WORK TO BE COMPLETED: The records below are to be restated word for word; their pictures are not.

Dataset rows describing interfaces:
══════════
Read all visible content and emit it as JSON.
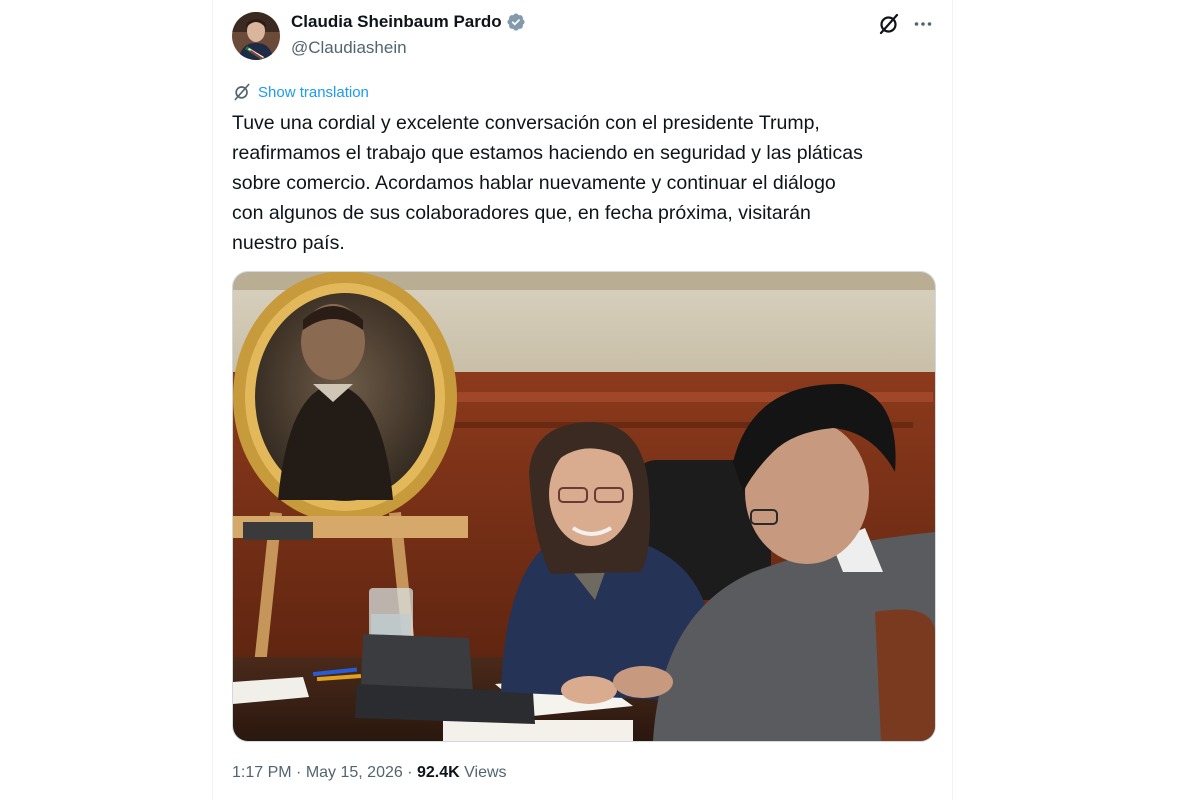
{
  "tweet": {
    "display_name": "Claudia Sheinbaum Pardo",
    "handle": "@Claudiashein",
    "translate_label": "Show translation",
    "text": "Tuve una cordial y excelente conversación con el presidente Trump,\nreafirmamos el trabajo que estamos haciendo en seguridad y las pláticas\nsobre comercio. Acordamos hablar nuevamente y continuar el diálogo\ncon algunos de sus colaboradores que, en fecha próxima, visitarán\nnuestro país.",
    "time": "1:17 PM",
    "date": "May 15, 2026",
    "separator": " · ",
    "views_count": "92.4K",
    "views_label": "Views"
  },
  "icons": {
    "verified": "verified-badge-icon",
    "grok": "grok-icon",
    "more": "more-options-icon",
    "translate": "translate-icon"
  },
  "colors": {
    "accent": "#1d9bf0",
    "text_primary": "#0f1419",
    "text_secondary": "#536471",
    "verified": "#829aab"
  }
}
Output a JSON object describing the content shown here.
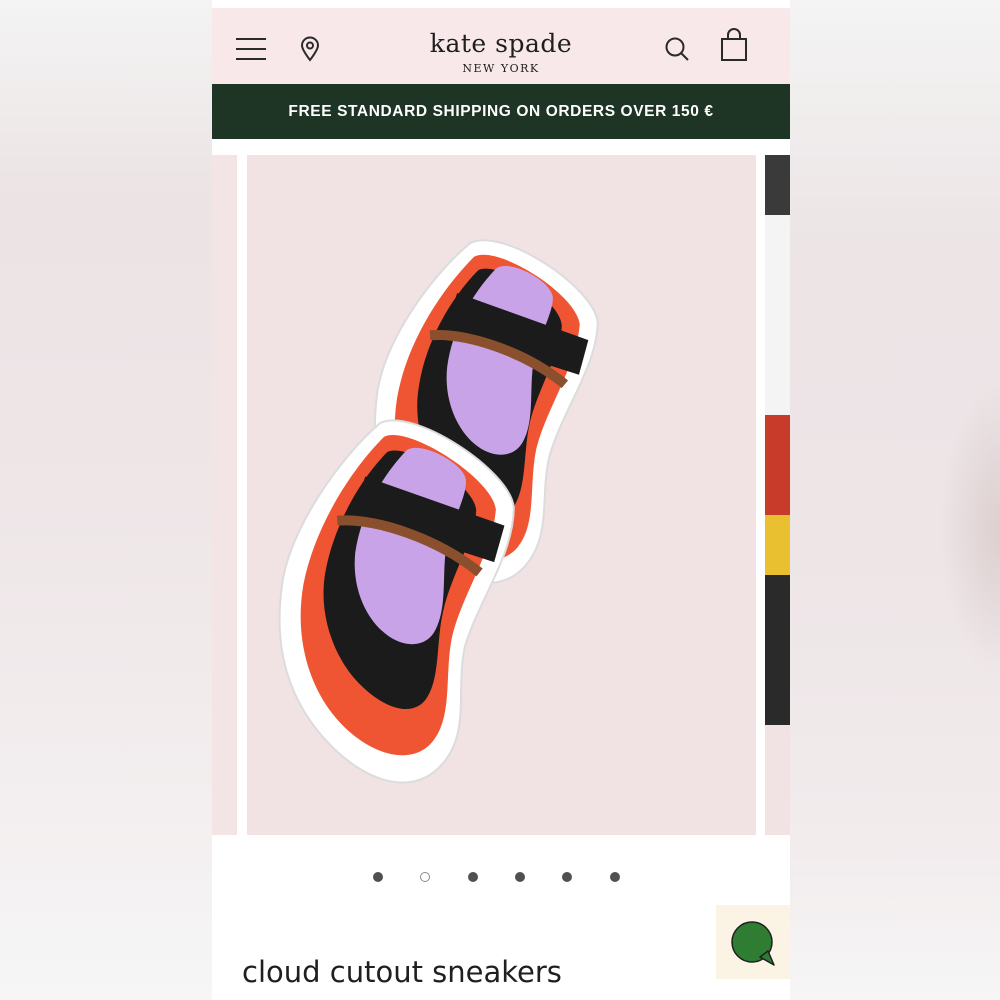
{
  "header": {
    "brand": "kate spade",
    "brand_sub": "NEW YORK",
    "icons": [
      "menu-icon",
      "location-pin-icon",
      "search-icon",
      "shopping-bag-icon"
    ]
  },
  "promo": {
    "text": "FREE STANDARD SHIPPING ON ORDERS OVER 150 €"
  },
  "carousel": {
    "slide_count": 6,
    "active_index": 1
  },
  "product": {
    "title": "cloud cutout sneakers"
  },
  "chat": {
    "icon": "chat-bubble-icon"
  },
  "colors": {
    "header_bg": "#f9e8ea",
    "promo_bg": "#1e3526",
    "slide_bg": "#f1e2e4",
    "chat_accent": "#2f7d33"
  }
}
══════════
ANSWER SECTION:
Read all visible content and emit it as JSON.
{
  "tweet": {
    "display_name": "Claudia Sheinbaum Pardo",
    "handle": "@Claudiashein",
    "translate_label": "Show translation",
    "text": "Tuve una cordial y excelente conversación con el presidente Trump,\nreafirmamos el trabajo que estamos haciendo en seguridad y las pláticas\nsobre comercio. Acordamos hablar nuevamente y continuar el diálogo\ncon algunos de sus colaboradores que, en fecha próxima, visitarán\nnuestro país.",
    "time": "1:17 PM",
    "date": "May 15, 2026",
    "separator": " · ",
    "views_count": "92.4K",
    "views_label": "Views"
  },
  "icons": {
    "verified": "verified-badge-icon",
    "grok": "grok-icon",
    "more": "more-options-icon",
    "translate": "translate-icon"
  },
  "colors": {
    "accent": "#1d9bf0",
    "text_primary": "#0f1419",
    "text_secondary": "#536471",
    "verified": "#829aab"
  }
}
Output a JSON object describing the content shown here.
{
  "header": {
    "brand": "kate spade",
    "brand_sub": "NEW YORK",
    "icons": [
      "menu-icon",
      "location-pin-icon",
      "search-icon",
      "shopping-bag-icon"
    ]
  },
  "promo": {
    "text": "FREE STANDARD SHIPPING ON ORDERS OVER 150 €"
  },
  "carousel": {
    "slide_count": 6,
    "active_index": 1
  },
  "product": {
    "title": "cloud cutout sneakers"
  },
  "chat": {
    "icon": "chat-bubble-icon"
  },
  "colors": {
    "header_bg": "#f9e8ea",
    "promo_bg": "#1e3526",
    "slide_bg": "#f1e2e4",
    "chat_accent": "#2f7d33"
  }
}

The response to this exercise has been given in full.